Batalla de la Angostura. El Corresponsal del Ejercito, Numeros 19, 20, 21, 22, y 23. Mexican-American War.
Batalla de la Angostura. El Corresponsal del Ejercito, Numeros 19, 20, 21, 22, y 23

Batalla de la Angostura. El Corresponsal del Ejercito, Numeros 19, 20, 21, 22, y 23

Mexico City: 1847. 20,[2]pp. Large folio. Original printed wrappers, bound in contemporary marbled boards, rebacked and recornered in recent morocco, gilt leather spine label, all edges marbled. Numerous additional blank leaves bound in. Rubbing and scuffing to boards, moderate edge wear; wraps with repaired chips and tears. Early 20th-century bookplate on front pastedown, small ink stamps scattered throughout. A couple of short, repaired edge tears internally; light tanning and foxing. Good plus. Item #1307

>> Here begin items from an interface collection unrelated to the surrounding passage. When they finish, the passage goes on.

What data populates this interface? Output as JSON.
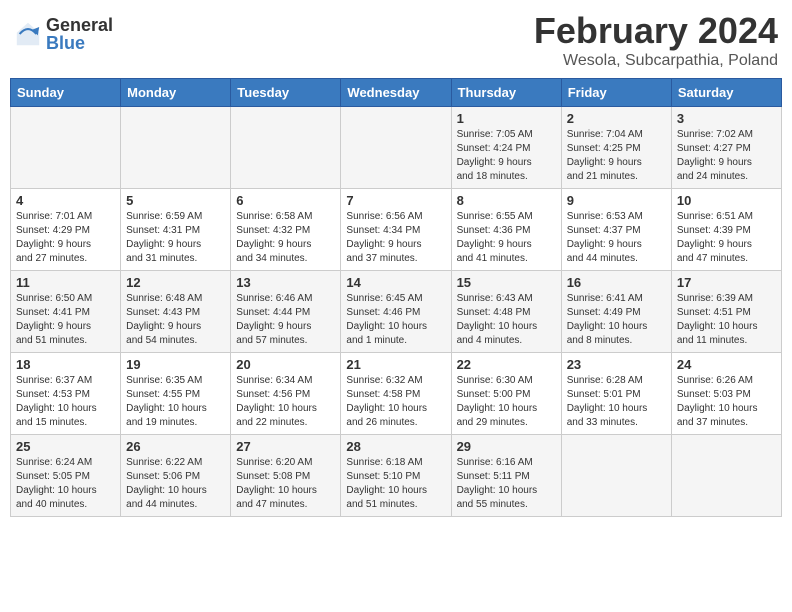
{
  "header": {
    "logo_general": "General",
    "logo_blue": "Blue",
    "month_title": "February 2024",
    "location": "Wesola, Subcarpathia, Poland"
  },
  "days_of_week": [
    "Sunday",
    "Monday",
    "Tuesday",
    "Wednesday",
    "Thursday",
    "Friday",
    "Saturday"
  ],
  "weeks": [
    [
      {
        "day": "",
        "info": ""
      },
      {
        "day": "",
        "info": ""
      },
      {
        "day": "",
        "info": ""
      },
      {
        "day": "",
        "info": ""
      },
      {
        "day": "1",
        "info": "Sunrise: 7:05 AM\nSunset: 4:24 PM\nDaylight: 9 hours\nand 18 minutes."
      },
      {
        "day": "2",
        "info": "Sunrise: 7:04 AM\nSunset: 4:25 PM\nDaylight: 9 hours\nand 21 minutes."
      },
      {
        "day": "3",
        "info": "Sunrise: 7:02 AM\nSunset: 4:27 PM\nDaylight: 9 hours\nand 24 minutes."
      }
    ],
    [
      {
        "day": "4",
        "info": "Sunrise: 7:01 AM\nSunset: 4:29 PM\nDaylight: 9 hours\nand 27 minutes."
      },
      {
        "day": "5",
        "info": "Sunrise: 6:59 AM\nSunset: 4:31 PM\nDaylight: 9 hours\nand 31 minutes."
      },
      {
        "day": "6",
        "info": "Sunrise: 6:58 AM\nSunset: 4:32 PM\nDaylight: 9 hours\nand 34 minutes."
      },
      {
        "day": "7",
        "info": "Sunrise: 6:56 AM\nSunset: 4:34 PM\nDaylight: 9 hours\nand 37 minutes."
      },
      {
        "day": "8",
        "info": "Sunrise: 6:55 AM\nSunset: 4:36 PM\nDaylight: 9 hours\nand 41 minutes."
      },
      {
        "day": "9",
        "info": "Sunrise: 6:53 AM\nSunset: 4:37 PM\nDaylight: 9 hours\nand 44 minutes."
      },
      {
        "day": "10",
        "info": "Sunrise: 6:51 AM\nSunset: 4:39 PM\nDaylight: 9 hours\nand 47 minutes."
      }
    ],
    [
      {
        "day": "11",
        "info": "Sunrise: 6:50 AM\nSunset: 4:41 PM\nDaylight: 9 hours\nand 51 minutes."
      },
      {
        "day": "12",
        "info": "Sunrise: 6:48 AM\nSunset: 4:43 PM\nDaylight: 9 hours\nand 54 minutes."
      },
      {
        "day": "13",
        "info": "Sunrise: 6:46 AM\nSunset: 4:44 PM\nDaylight: 9 hours\nand 57 minutes."
      },
      {
        "day": "14",
        "info": "Sunrise: 6:45 AM\nSunset: 4:46 PM\nDaylight: 10 hours\nand 1 minute."
      },
      {
        "day": "15",
        "info": "Sunrise: 6:43 AM\nSunset: 4:48 PM\nDaylight: 10 hours\nand 4 minutes."
      },
      {
        "day": "16",
        "info": "Sunrise: 6:41 AM\nSunset: 4:49 PM\nDaylight: 10 hours\nand 8 minutes."
      },
      {
        "day": "17",
        "info": "Sunrise: 6:39 AM\nSunset: 4:51 PM\nDaylight: 10 hours\nand 11 minutes."
      }
    ],
    [
      {
        "day": "18",
        "info": "Sunrise: 6:37 AM\nSunset: 4:53 PM\nDaylight: 10 hours\nand 15 minutes."
      },
      {
        "day": "19",
        "info": "Sunrise: 6:35 AM\nSunset: 4:55 PM\nDaylight: 10 hours\nand 19 minutes."
      },
      {
        "day": "20",
        "info": "Sunrise: 6:34 AM\nSunset: 4:56 PM\nDaylight: 10 hours\nand 22 minutes."
      },
      {
        "day": "21",
        "info": "Sunrise: 6:32 AM\nSunset: 4:58 PM\nDaylight: 10 hours\nand 26 minutes."
      },
      {
        "day": "22",
        "info": "Sunrise: 6:30 AM\nSunset: 5:00 PM\nDaylight: 10 hours\nand 29 minutes."
      },
      {
        "day": "23",
        "info": "Sunrise: 6:28 AM\nSunset: 5:01 PM\nDaylight: 10 hours\nand 33 minutes."
      },
      {
        "day": "24",
        "info": "Sunrise: 6:26 AM\nSunset: 5:03 PM\nDaylight: 10 hours\nand 37 minutes."
      }
    ],
    [
      {
        "day": "25",
        "info": "Sunrise: 6:24 AM\nSunset: 5:05 PM\nDaylight: 10 hours\nand 40 minutes."
      },
      {
        "day": "26",
        "info": "Sunrise: 6:22 AM\nSunset: 5:06 PM\nDaylight: 10 hours\nand 44 minutes."
      },
      {
        "day": "27",
        "info": "Sunrise: 6:20 AM\nSunset: 5:08 PM\nDaylight: 10 hours\nand 47 minutes."
      },
      {
        "day": "28",
        "info": "Sunrise: 6:18 AM\nSunset: 5:10 PM\nDaylight: 10 hours\nand 51 minutes."
      },
      {
        "day": "29",
        "info": "Sunrise: 6:16 AM\nSunset: 5:11 PM\nDaylight: 10 hours\nand 55 minutes."
      },
      {
        "day": "",
        "info": ""
      },
      {
        "day": "",
        "info": ""
      }
    ]
  ]
}
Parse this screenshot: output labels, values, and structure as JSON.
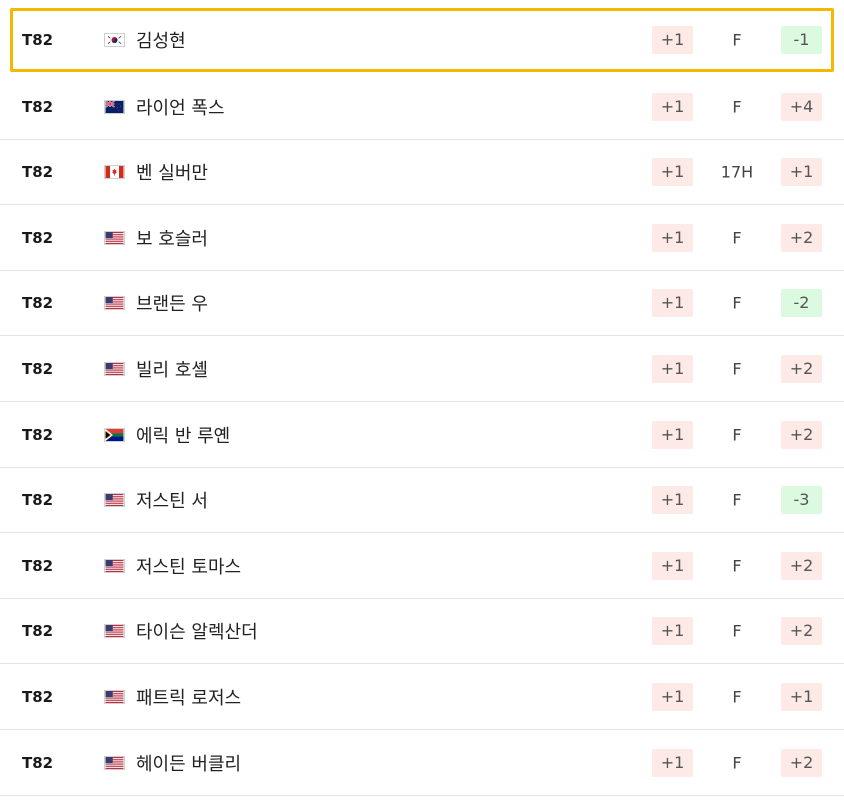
{
  "colors": {
    "highlight_border": "#f5b800",
    "over_par_bg": "#fde9e6",
    "under_par_bg": "#dcfadf",
    "row_divider": "#e6e6e6"
  },
  "rows": [
    {
      "position": "T82",
      "flag": "south-korea-flag",
      "name": "김성현",
      "today": "+1",
      "thru": "F",
      "total": "-1",
      "total_status": "under",
      "highlighted": true
    },
    {
      "position": "T82",
      "flag": "new-zealand-flag",
      "name": "라이언 폭스",
      "today": "+1",
      "thru": "F",
      "total": "+4",
      "total_status": "over",
      "highlighted": false
    },
    {
      "position": "T82",
      "flag": "canada-flag",
      "name": "벤 실버만",
      "today": "+1",
      "thru": "17H",
      "total": "+1",
      "total_status": "over",
      "highlighted": false
    },
    {
      "position": "T82",
      "flag": "usa-flag",
      "name": "보 호슬러",
      "today": "+1",
      "thru": "F",
      "total": "+2",
      "total_status": "over",
      "highlighted": false
    },
    {
      "position": "T82",
      "flag": "usa-flag",
      "name": "브랜든 우",
      "today": "+1",
      "thru": "F",
      "total": "-2",
      "total_status": "under",
      "highlighted": false
    },
    {
      "position": "T82",
      "flag": "usa-flag",
      "name": "빌리 호셸",
      "today": "+1",
      "thru": "F",
      "total": "+2",
      "total_status": "over",
      "highlighted": false
    },
    {
      "position": "T82",
      "flag": "south-africa-flag",
      "name": "에릭 반 루옌",
      "today": "+1",
      "thru": "F",
      "total": "+2",
      "total_status": "over",
      "highlighted": false
    },
    {
      "position": "T82",
      "flag": "usa-flag",
      "name": "저스틴 서",
      "today": "+1",
      "thru": "F",
      "total": "-3",
      "total_status": "under",
      "highlighted": false
    },
    {
      "position": "T82",
      "flag": "usa-flag",
      "name": "저스틴 토마스",
      "today": "+1",
      "thru": "F",
      "total": "+2",
      "total_status": "over",
      "highlighted": false
    },
    {
      "position": "T82",
      "flag": "usa-flag",
      "name": "타이슨 알렉산더",
      "today": "+1",
      "thru": "F",
      "total": "+2",
      "total_status": "over",
      "highlighted": false
    },
    {
      "position": "T82",
      "flag": "usa-flag",
      "name": "패트릭 로저스",
      "today": "+1",
      "thru": "F",
      "total": "+1",
      "total_status": "over",
      "highlighted": false
    },
    {
      "position": "T82",
      "flag": "usa-flag",
      "name": "헤이든 버클리",
      "today": "+1",
      "thru": "F",
      "total": "+2",
      "total_status": "over",
      "highlighted": false
    }
  ]
}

A rare Mexican view of the defeat suffered by forces under the command of Santa Anna in the Battle of Buena Vista, at the hands of Zachary Taylor during the Mexican-American War. The battle occurred in late February 1847, when Santa Anna, freshly recalled from exile in Cuba, rushed his new army north to halt the southern advance of Taylor's forces from Texas. Taylor had already been victorious at the battles of Palo Alto and Resaca de la Palma, and had captured Monterrey and Saltillo, before much of his army was sent to assist in the invasion of Veracruz being prepared by Winfield Scott. When Santa Anna attacked the American forces dug in at Buena Vista, south of Saltillo, on February 22nd, he did so with an army far superior numerically, but also one far less trained and experienced, and was driven back with heavy losses. Taylor's enhanced reputation and legend that grew out of the battle took him to the White House in 1848.

Both sides claimed victory in the battle. Santa Anna did so on the perhaps dubious grounds that, although his own army suffered numerous casualties and withdrew from the field, Taylor with his now limited forces halted his advance after the conclusion of the engagement. The present work provides a detailed account of the battle from the Mexican point of view, printed as five consecutive issues of their official military periodical, but published separately with its own wrappers and a sheet with two large woodcut maps. The report, as the introduction from the editor makes clear, was intended as a defense against criticism from parties within Mexico concerning the conduct of the brief campaign:

"Despues de terminar los partes oficiales, nos encargaremos de refutar un cuaderno que se ha impreso recientemente, con el solo objecto de eclipsar el brillo que las armas mexicanas adquierieron el mes de Febrero ultimo en el estado de Coahuila, y que parece escrito si no por Taylor mismo, si, bajo su influencia y por el poder del oro americano. El ilustre general Santa-Anna nunca ha sido mas digno del amor y reconocimiento de sus conciudadanos, y nunca tampocoha debido considerarsele, come general y como mexicano, mas digno de elogio que en la epoca actual."

The work first contains a lengthy report by Santa Anna and several shorter ones from his lieutenants that present the performance of the Mexican army and the results of the battle in the most positive possible light. The majority of the work comprises a unit-by-unit account of Mexican action during the battle, with detailed descriptions of the participation of each regiment, including lists of soldiers killed, wounded, and missing in action. The two woodcut maps delineate the geography and trails of the area surrounding Saltillo, and the initial order of battle on the field. As a result, the work serves not only as a brisk defense of Mexican military conduct, but also as an important and comprehensive record of the Mexican side of the engagement.

Very rare -- we locate only three copies, at Yale, Harvard, and the University of Texas, and none in auction records.

Price: $9,750.00